==== RECORD EXTRACTS ====

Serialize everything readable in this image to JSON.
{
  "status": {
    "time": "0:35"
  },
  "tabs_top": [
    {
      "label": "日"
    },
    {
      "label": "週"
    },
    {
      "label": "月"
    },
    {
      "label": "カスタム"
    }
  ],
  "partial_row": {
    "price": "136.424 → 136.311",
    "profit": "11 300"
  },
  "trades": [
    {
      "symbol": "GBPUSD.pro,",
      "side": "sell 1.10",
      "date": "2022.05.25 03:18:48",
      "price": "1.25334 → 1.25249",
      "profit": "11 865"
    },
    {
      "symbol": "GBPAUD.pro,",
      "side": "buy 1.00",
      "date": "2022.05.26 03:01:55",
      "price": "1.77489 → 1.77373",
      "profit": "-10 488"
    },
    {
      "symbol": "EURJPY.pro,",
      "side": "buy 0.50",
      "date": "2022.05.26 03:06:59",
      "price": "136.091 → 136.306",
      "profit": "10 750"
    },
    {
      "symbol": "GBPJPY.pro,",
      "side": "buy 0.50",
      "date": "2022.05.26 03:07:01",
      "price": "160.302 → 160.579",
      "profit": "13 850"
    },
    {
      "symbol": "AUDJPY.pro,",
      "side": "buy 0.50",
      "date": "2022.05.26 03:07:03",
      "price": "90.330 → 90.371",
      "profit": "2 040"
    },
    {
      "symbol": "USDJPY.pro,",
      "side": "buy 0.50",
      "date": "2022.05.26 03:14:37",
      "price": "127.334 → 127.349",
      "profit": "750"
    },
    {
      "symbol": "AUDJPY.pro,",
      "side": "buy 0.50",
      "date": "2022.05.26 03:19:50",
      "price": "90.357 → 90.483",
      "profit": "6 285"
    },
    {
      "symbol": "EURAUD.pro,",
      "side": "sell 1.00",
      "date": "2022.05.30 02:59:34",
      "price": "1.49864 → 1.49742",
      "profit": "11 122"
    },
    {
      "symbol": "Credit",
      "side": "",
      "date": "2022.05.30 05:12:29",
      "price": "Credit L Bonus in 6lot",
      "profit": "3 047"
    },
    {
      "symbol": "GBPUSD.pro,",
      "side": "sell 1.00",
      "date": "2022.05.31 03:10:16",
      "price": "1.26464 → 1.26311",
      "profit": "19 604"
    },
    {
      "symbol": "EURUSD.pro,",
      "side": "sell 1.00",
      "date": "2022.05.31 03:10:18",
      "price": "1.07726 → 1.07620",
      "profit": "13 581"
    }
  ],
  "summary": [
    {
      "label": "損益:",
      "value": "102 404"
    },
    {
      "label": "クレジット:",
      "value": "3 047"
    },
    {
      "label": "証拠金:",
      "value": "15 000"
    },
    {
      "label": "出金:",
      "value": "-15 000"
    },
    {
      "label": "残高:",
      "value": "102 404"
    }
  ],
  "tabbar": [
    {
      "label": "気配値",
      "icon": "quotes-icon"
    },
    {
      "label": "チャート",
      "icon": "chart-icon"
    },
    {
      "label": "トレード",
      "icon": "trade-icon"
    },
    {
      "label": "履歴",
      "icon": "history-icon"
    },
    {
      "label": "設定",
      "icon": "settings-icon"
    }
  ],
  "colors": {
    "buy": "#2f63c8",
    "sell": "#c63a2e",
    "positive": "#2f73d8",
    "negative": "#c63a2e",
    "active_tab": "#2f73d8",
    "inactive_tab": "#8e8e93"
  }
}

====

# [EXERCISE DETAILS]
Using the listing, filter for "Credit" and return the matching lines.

# [RESULT BELOW]
      "symbol": "Credit",
      "price": "Credit L Bonus in 6lot",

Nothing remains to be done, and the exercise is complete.